Image of a normal ovary and polycystic ovary syndrome; How your fertility is affected by PCOS and Type 2 diabetes.

In this article, we take a look at how fertility is affected by PCOS (Polycystic Ovary Syndrome) and Type 2 Diabetes. The two conditions often go hand in hand.

Polycystic ovary syndrome is a painful condition that causes a woman’s body to bunch immature follicles together every month rather than allowing each follicle to release an egg. When the follicles come together, they form a lump that does not allow the release of an egg. This results in infertility in many women with PCOS.

PCOS and diabetes are often thought to be related, as many women have both. There is thought to be a direct correlation between the amount of insulin in a woman’s body and her ability to become pregnant. High levels of insulin are thought to increase the level of androgen in the body, which furthers the risk of PCOS.

How Fertility Is Affected By PCOS

Most women with PCOS do not have a regular menstruation period. In fact, many women do not get a period at all. This means that their body is not ovulating, which makes it impossible to get pregnant. Many women that have PCOS and/or diabetes take medication to induce ovulation. They also take insulin-sensitizing medications that help to decrease the levels of androgen in the body.

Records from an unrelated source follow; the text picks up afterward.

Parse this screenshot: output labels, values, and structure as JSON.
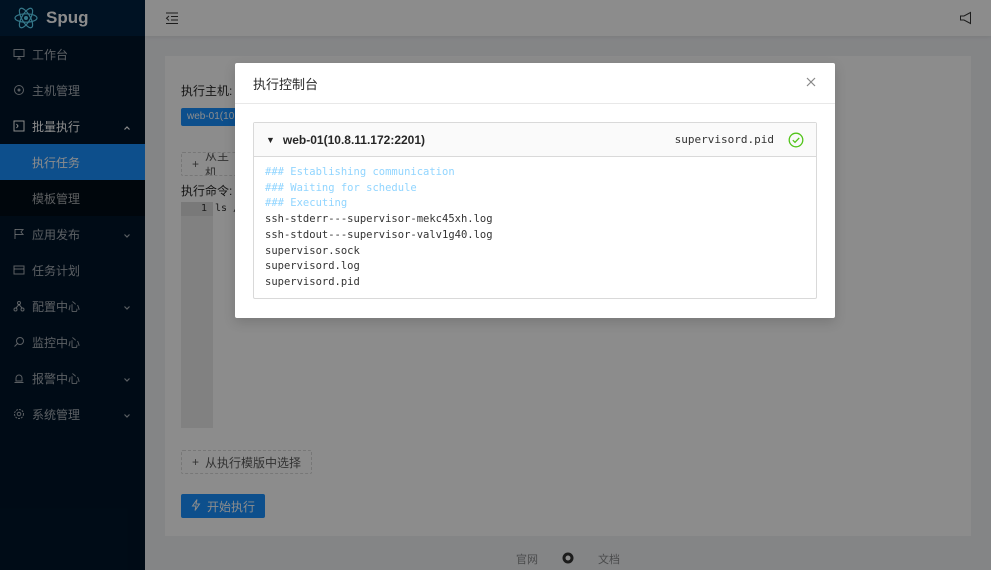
{
  "app": {
    "name": "Spug"
  },
  "sidebar": {
    "items": [
      {
        "label": "工作台",
        "icon": "desktop-icon"
      },
      {
        "label": "主机管理",
        "icon": "cloud-server-icon"
      },
      {
        "label": "批量执行",
        "icon": "code-icon",
        "expanded": true
      },
      {
        "label": "执行任务",
        "sub": true,
        "active": true
      },
      {
        "label": "模板管理",
        "sub": true
      },
      {
        "label": "应用发布",
        "icon": "flag-icon"
      },
      {
        "label": "任务计划",
        "icon": "schedule-icon"
      },
      {
        "label": "配置中心",
        "icon": "deployment-icon"
      },
      {
        "label": "监控中心",
        "icon": "monitor-icon"
      },
      {
        "label": "报警中心",
        "icon": "alert-icon"
      },
      {
        "label": "系统管理",
        "icon": "setting-icon"
      }
    ]
  },
  "form": {
    "host_label": "执行主机:",
    "host_tag": "web-01(10.8.11.172:2201)",
    "add_host_button": "从主机",
    "command_label": "执行命令:",
    "editor_line_no": "1",
    "editor_code": "ls /",
    "template_button": "从执行模版中选择",
    "start_button": "开始执行"
  },
  "footer": {
    "site_link": "官网",
    "docs_link": "文档"
  },
  "modal": {
    "title": "执行控制台",
    "panel": {
      "host": "web-01(10.8.11.172:2201)",
      "last_line": "supervisord.pid",
      "status": "success",
      "lines": [
        {
          "text": "### Establishing communication",
          "kind": "sys"
        },
        {
          "text": "### Waiting for schedule",
          "kind": "sys"
        },
        {
          "text": "### Executing",
          "kind": "sys"
        },
        {
          "text": "ssh-stderr---supervisor-mekc45xh.log",
          "kind": "out"
        },
        {
          "text": "ssh-stdout---supervisor-valv1g40.log",
          "kind": "out"
        },
        {
          "text": "supervisor.sock",
          "kind": "out"
        },
        {
          "text": "supervisord.log",
          "kind": "out"
        },
        {
          "text": "supervisord.pid",
          "kind": "out"
        }
      ]
    }
  },
  "colors": {
    "primary": "#1890ff",
    "sidebar": "#001529",
    "success": "#52c41a",
    "log_system": "#91d5ff"
  }
}
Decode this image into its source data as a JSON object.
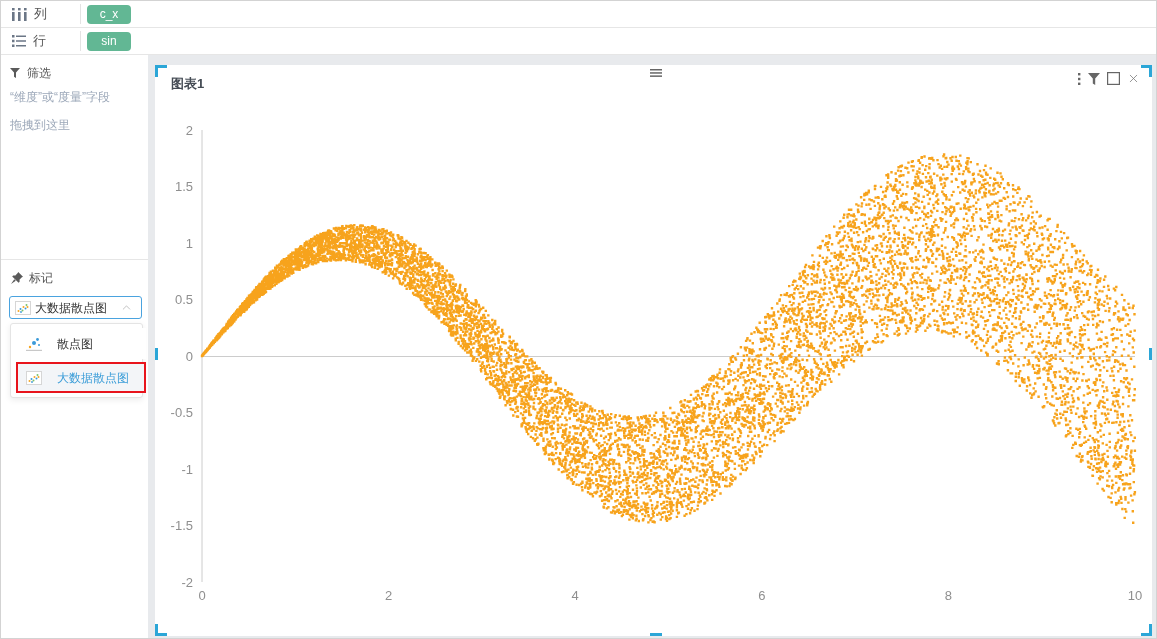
{
  "shelves": [
    {
      "kind": "columns",
      "label": "列",
      "fields": [
        "c_x"
      ]
    },
    {
      "kind": "rows",
      "label": "行",
      "fields": [
        "sin"
      ]
    }
  ],
  "filter_panel": {
    "title": "筛选",
    "hint": "“维度”或“度量”字段拖拽到这里"
  },
  "marks_panel": {
    "title": "标记",
    "select": {
      "kind": "big-scatter",
      "value": "大数据散点图",
      "expanded": true
    },
    "options": [
      {
        "kind": "scatter",
        "label": "散点图",
        "selected": false,
        "highlighted": false
      },
      {
        "kind": "big-scatter",
        "label": "大数据散点图",
        "selected": true,
        "highlighted": true
      }
    ]
  },
  "chart_card": {
    "title": "图表1",
    "selected": true,
    "chart_data": {
      "type": "scatter",
      "xlim": [
        0,
        10
      ],
      "ylim": [
        -2,
        2
      ],
      "xticks": [
        0,
        2,
        4,
        6,
        8,
        10
      ],
      "yticks": [
        2,
        1.5,
        1,
        0.5,
        0,
        -0.5,
        -1,
        -1.5,
        -2
      ]
    }
  }
}
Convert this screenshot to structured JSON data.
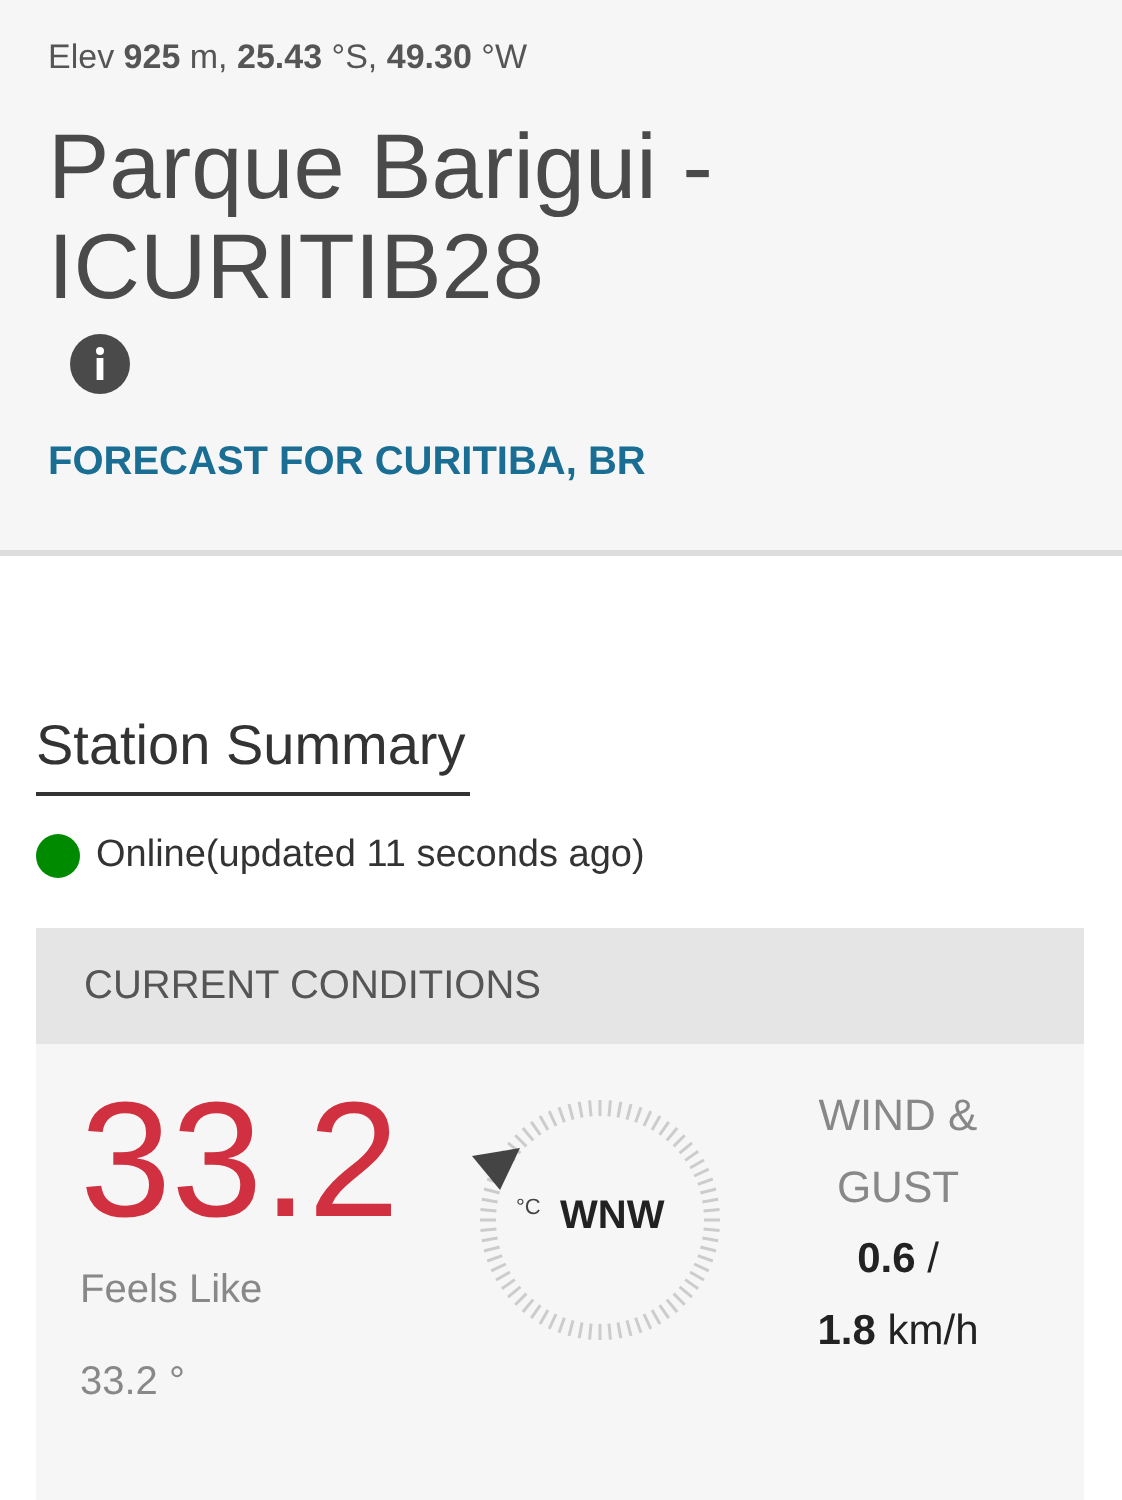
{
  "station": {
    "location": "Elev **925** m, **25.43** °S, **49.30** °W",
    "name": "Parque Barigui - ICURITIB28",
    "forecast_link": "FORECAST FOR CURITIBA, BR"
  },
  "summary": {
    "heading": "Station Summary",
    "status": {
      "text": "Online(updated 11 seconds ago)",
      "color": "#008a00"
    }
  },
  "conditions": {
    "heading": "CURRENT CONDITIONS",
    "temperature": "33.2",
    "feels_like_label": "Feels Like",
    "feels_like": "33.2 °",
    "unit": "°C",
    "wind_direction": "WNW",
    "wind_label": "WIND & GUST",
    "wind": "**0.6**  /",
    "gust": "**1.8** km/h"
  }
}
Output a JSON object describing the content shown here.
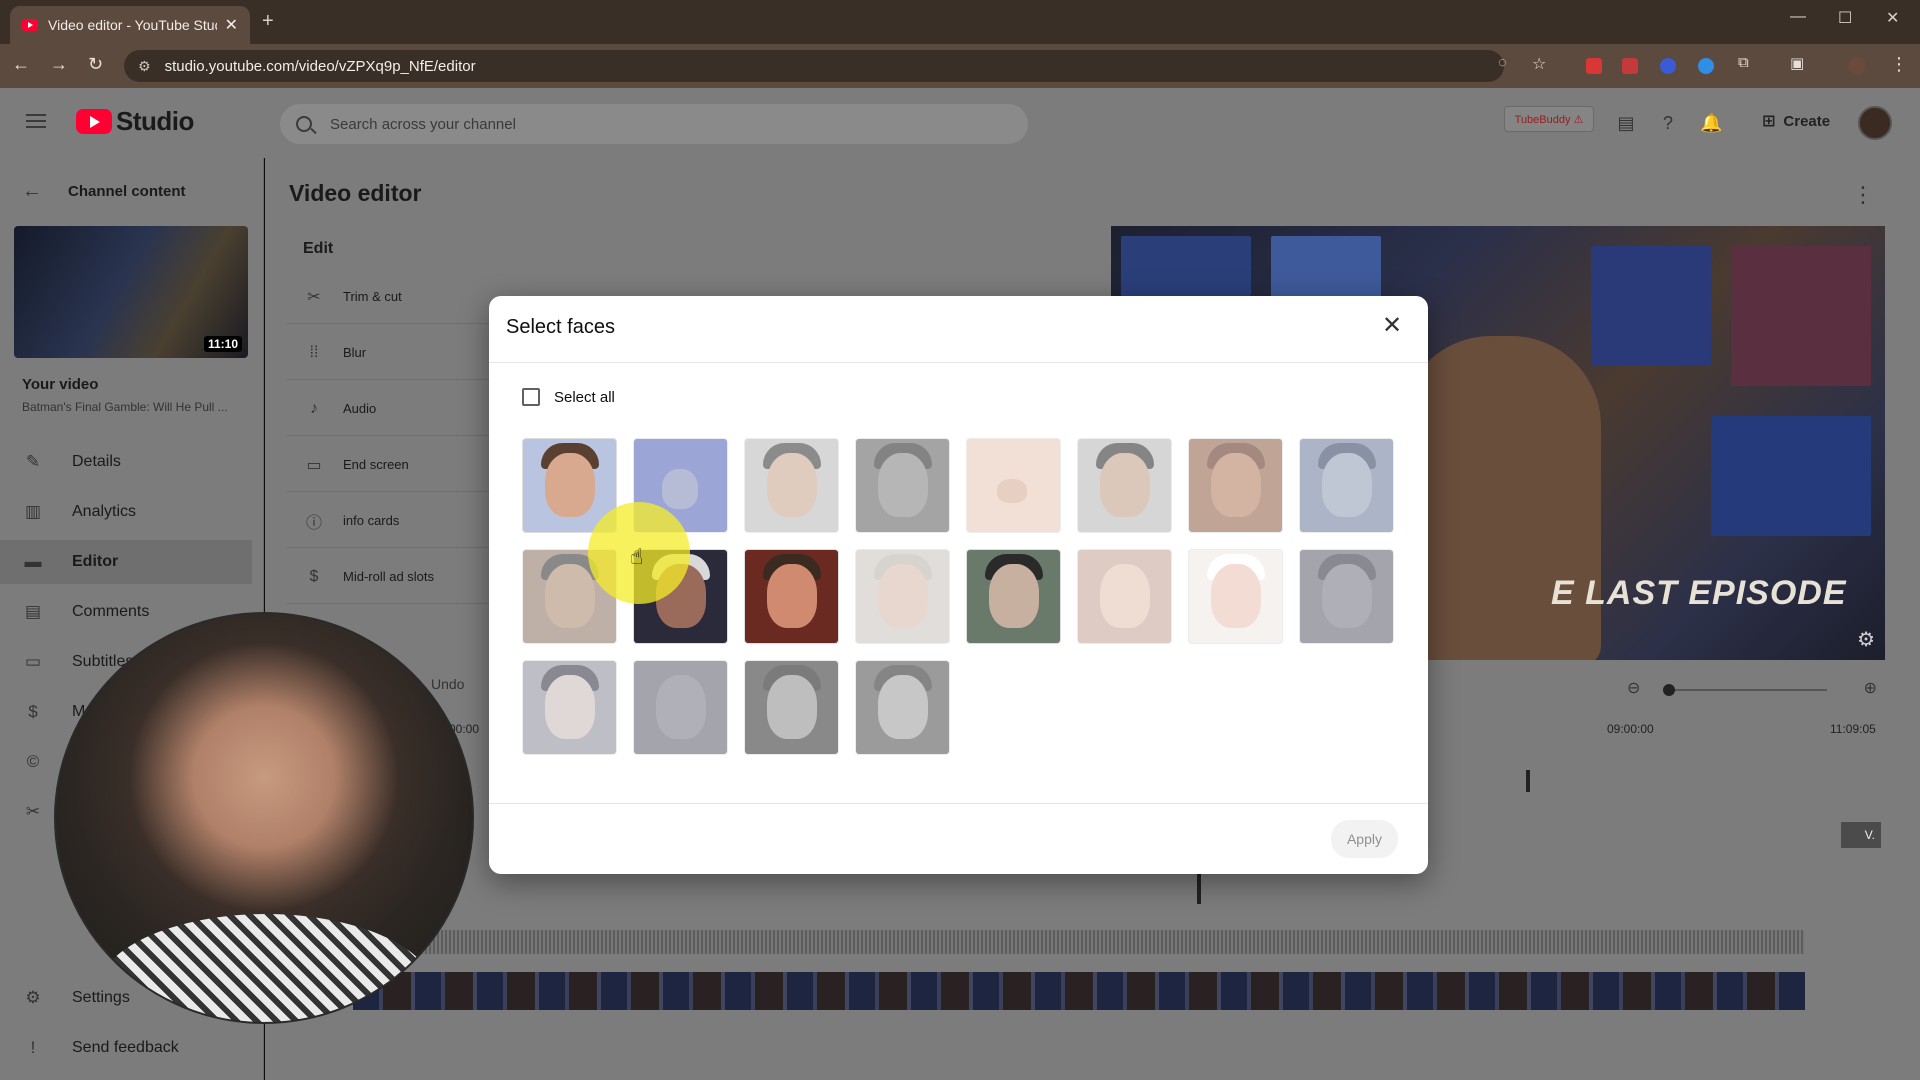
{
  "browser": {
    "tab_title": "Video editor - YouTube Studio",
    "url": "studio.youtube.com/video/vZPXq9p_NfE/editor"
  },
  "header": {
    "brand": "Studio",
    "search_placeholder": "Search across your channel",
    "tubebuddy": "TubeBuddy ⚠",
    "create_label": "Create"
  },
  "sidebar": {
    "back_label": "Channel content",
    "thumb_duration": "11:10",
    "your_video": "Your video",
    "video_title": "Batman's Final Gamble: Will He Pull ...",
    "items": [
      {
        "label": "Details",
        "icon": "pencil-icon"
      },
      {
        "label": "Analytics",
        "icon": "analytics-icon"
      },
      {
        "label": "Editor",
        "icon": "editor-icon"
      },
      {
        "label": "Comments",
        "icon": "comments-icon"
      },
      {
        "label": "Subtitles",
        "icon": "subtitles-icon"
      },
      {
        "label": "M",
        "icon": "monetization-icon"
      },
      {
        "label": "",
        "icon": "copyright-icon"
      },
      {
        "label": "",
        "icon": "scissors-icon"
      }
    ],
    "settings": "Settings",
    "feedback": "Send feedback"
  },
  "main": {
    "title": "Video editor",
    "edit_heading": "Edit",
    "tools": [
      "Trim & cut",
      "Blur",
      "Audio",
      "End screen",
      "info cards",
      "Mid-roll ad slots"
    ],
    "undo": "Undo",
    "timecodes": [
      "00:00",
      "09:00:00",
      "11:09:05"
    ],
    "track_tag": "V.",
    "preview_text": "E LAST EPISODE"
  },
  "modal": {
    "title": "Select faces",
    "select_all": "Select all",
    "apply": "Apply",
    "face_count": 20
  },
  "colors": {
    "accent": "#ff0033",
    "highlight": "#f5ec28"
  }
}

These steps are meant to help encourage ovulation to occur naturally.

In addition to the difficulty in getting pregnant, women with PCOS and diabetes also often have difficulty with staying pregnant. Many women suffer a miscarriage because their body is unable to carry to term. This could be due to late ovulation resulting in a decreased quality of the embryo, which results in difficulty with the embryo’s growth. 

In order to ensure a woman with PCOS and diabetes has the ability to get pregnant and prevent a miscarriage, the hormone and insulin levels should be regulated. This will help ovulation to occur. It will also help diabetes to stay under control to promote a healthy pregnancy.

If you would like to know more about how fertility is affected by PCOS and Type 2 Diabetes, please book a free consultation with our fertility nurse.  


Read more about: 

Polycystic Ovarian Syndrome (PCOS)
Polycystic Ovarian Syndrome Prevention and Natural Treatments
Free infertility Book – Polycystic Ovarian Syndrome